[Opening Records supplied section]

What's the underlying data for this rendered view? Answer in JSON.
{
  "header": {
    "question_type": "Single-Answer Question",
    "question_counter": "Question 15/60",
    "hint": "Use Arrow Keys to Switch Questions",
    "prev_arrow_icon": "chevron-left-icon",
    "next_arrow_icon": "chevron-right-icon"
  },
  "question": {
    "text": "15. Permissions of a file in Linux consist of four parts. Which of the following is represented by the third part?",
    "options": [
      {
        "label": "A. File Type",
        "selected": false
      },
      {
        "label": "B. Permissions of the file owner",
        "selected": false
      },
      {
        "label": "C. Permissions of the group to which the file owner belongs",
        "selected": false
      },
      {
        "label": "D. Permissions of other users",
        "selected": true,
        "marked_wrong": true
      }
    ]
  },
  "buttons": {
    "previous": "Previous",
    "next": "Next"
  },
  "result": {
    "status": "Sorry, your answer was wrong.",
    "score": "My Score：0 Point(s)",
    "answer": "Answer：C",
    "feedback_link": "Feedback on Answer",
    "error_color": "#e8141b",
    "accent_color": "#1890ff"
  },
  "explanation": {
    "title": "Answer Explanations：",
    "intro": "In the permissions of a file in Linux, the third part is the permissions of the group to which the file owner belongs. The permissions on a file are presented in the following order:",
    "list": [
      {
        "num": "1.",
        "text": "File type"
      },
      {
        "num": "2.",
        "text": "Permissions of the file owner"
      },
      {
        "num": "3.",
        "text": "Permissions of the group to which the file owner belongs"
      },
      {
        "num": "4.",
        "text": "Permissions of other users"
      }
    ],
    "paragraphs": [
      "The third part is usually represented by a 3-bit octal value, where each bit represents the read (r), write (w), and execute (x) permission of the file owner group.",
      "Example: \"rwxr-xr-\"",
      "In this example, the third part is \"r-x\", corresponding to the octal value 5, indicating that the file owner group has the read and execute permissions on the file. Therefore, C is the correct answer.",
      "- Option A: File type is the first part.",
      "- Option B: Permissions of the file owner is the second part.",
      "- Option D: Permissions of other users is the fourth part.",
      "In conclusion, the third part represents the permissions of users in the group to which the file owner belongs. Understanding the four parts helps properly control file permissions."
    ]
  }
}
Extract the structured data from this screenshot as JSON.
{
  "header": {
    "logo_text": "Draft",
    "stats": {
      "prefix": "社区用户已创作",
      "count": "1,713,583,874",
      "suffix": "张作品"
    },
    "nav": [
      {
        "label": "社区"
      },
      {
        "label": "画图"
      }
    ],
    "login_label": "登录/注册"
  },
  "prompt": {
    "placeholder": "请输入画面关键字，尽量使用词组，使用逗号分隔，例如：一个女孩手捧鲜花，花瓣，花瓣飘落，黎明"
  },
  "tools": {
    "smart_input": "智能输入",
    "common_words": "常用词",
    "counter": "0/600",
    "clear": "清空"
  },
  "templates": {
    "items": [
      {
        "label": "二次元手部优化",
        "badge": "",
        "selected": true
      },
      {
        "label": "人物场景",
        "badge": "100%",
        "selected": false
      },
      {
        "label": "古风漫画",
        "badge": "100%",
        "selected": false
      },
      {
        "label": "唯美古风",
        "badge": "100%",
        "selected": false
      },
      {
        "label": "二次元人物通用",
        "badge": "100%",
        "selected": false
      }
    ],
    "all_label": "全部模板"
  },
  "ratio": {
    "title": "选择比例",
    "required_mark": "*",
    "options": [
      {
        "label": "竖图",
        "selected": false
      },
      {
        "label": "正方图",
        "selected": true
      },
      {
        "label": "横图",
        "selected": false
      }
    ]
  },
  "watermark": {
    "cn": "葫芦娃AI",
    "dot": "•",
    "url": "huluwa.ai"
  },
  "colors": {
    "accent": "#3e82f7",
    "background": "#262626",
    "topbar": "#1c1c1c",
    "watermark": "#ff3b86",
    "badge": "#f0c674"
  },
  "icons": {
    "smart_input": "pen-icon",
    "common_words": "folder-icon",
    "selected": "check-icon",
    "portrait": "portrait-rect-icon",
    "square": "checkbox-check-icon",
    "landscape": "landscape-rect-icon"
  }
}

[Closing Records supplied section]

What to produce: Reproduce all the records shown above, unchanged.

Worked solution:
What's the underlying data for this rendered view? Answer in JSON.
{
  "header": {
    "question_type": "Single-Answer Question",
    "question_counter": "Question 15/60",
    "hint": "Use Arrow Keys to Switch Questions",
    "prev_arrow_icon": "chevron-left-icon",
    "next_arrow_icon": "chevron-right-icon"
  },
  "question": {
    "text": "15. Permissions of a file in Linux consist of four parts. Which of the following is represented by the third part?",
    "options": [
      {
        "label": "A. File Type",
        "selected": false
      },
      {
        "label": "B. Permissions of the file owner",
        "selected": false
      },
      {
        "label": "C. Permissions of the group to which the file owner belongs",
        "selected": false
      },
      {
        "label": "D. Permissions of other users",
        "selected": true,
        "marked_wrong": true
      }
    ]
  },
  "buttons": {
    "previous": "Previous",
    "next": "Next"
  },
  "result": {
    "status": "Sorry, your answer was wrong.",
    "score": "My Score：0 Point(s)",
    "answer": "Answer：C",
    "feedback_link": "Feedback on Answer",
    "error_color": "#e8141b",
    "accent_color": "#1890ff"
  },
  "explanation": {
    "title": "Answer Explanations：",
    "intro": "In the permissions of a file in Linux, the third part is the permissions of the group to which the file owner belongs. The permissions on a file are presented in the following order:",
    "list": [
      {
        "num": "1.",
        "text": "File type"
      },
      {
        "num": "2.",
        "text": "Permissions of the file owner"
      },
      {
        "num": "3.",
        "text": "Permissions of the group to which the file owner belongs"
      },
      {
        "num": "4.",
        "text": "Permissions of other users"
      }
    ],
    "paragraphs": [
      "The third part is usually represented by a 3-bit octal value, where each bit represents the read (r), write (w), and execute (x) permission of the file owner group.",
      "Example: \"rwxr-xr-\"",
      "In this example, the third part is \"r-x\", corresponding to the octal value 5, indicating that the file owner group has the read and execute permissions on the file. Therefore, C is the correct answer.",
      "- Option A: File type is the first part.",
      "- Option B: Permissions of the file owner is the second part.",
      "- Option D: Permissions of other users is the fourth part.",
      "In conclusion, the third part represents the permissions of users in the group to which the file owner belongs. Understanding the four parts helps properly control file permissions."
    ]
  }
}
Extract the structured data from this screenshot as JSON.
{
  "header": {
    "logo_text": "Draft",
    "stats": {
      "prefix": "社区用户已创作",
      "count": "1,713,583,874",
      "suffix": "张作品"
    },
    "nav": [
      {
        "label": "社区"
      },
      {
        "label": "画图"
      }
    ],
    "login_label": "登录/注册"
  },
  "prompt": {
    "placeholder": "请输入画面关键字，尽量使用词组，使用逗号分隔，例如：一个女孩手捧鲜花，花瓣，花瓣飘落，黎明"
  },
  "tools": {
    "smart_input": "智能输入",
    "common_words": "常用词",
    "counter": "0/600",
    "clear": "清空"
  },
  "templates": {
    "items": [
      {
        "label": "二次元手部优化",
        "badge": "",
        "selected": true
      },
      {
        "label": "人物场景",
        "badge": "100%",
        "selected": false
      },
      {
        "label": "古风漫画",
        "badge": "100%",
        "selected": false
      },
      {
        "label": "唯美古风",
        "badge": "100%",
        "selected": false
      },
      {
        "label": "二次元人物通用",
        "badge": "100%",
        "selected": false
      }
    ],
    "all_label": "全部模板"
  },
  "ratio": {
    "title": "选择比例",
    "required_mark": "*",
    "options": [
      {
        "label": "竖图",
        "selected": false
      },
      {
        "label": "正方图",
        "selected": true
      },
      {
        "label": "横图",
        "selected": false
      }
    ]
  },
  "watermark": {
    "cn": "葫芦娃AI",
    "dot": "•",
    "url": "huluwa.ai"
  },
  "colors": {
    "accent": "#3e82f7",
    "background": "#262626",
    "topbar": "#1c1c1c",
    "watermark": "#ff3b86",
    "badge": "#f0c674"
  },
  "icons": {
    "smart_input": "pen-icon",
    "common_words": "folder-icon",
    "selected": "check-icon",
    "portrait": "portrait-rect-icon",
    "square": "checkbox-check-icon",
    "landscape": "landscape-rect-icon"
  }
}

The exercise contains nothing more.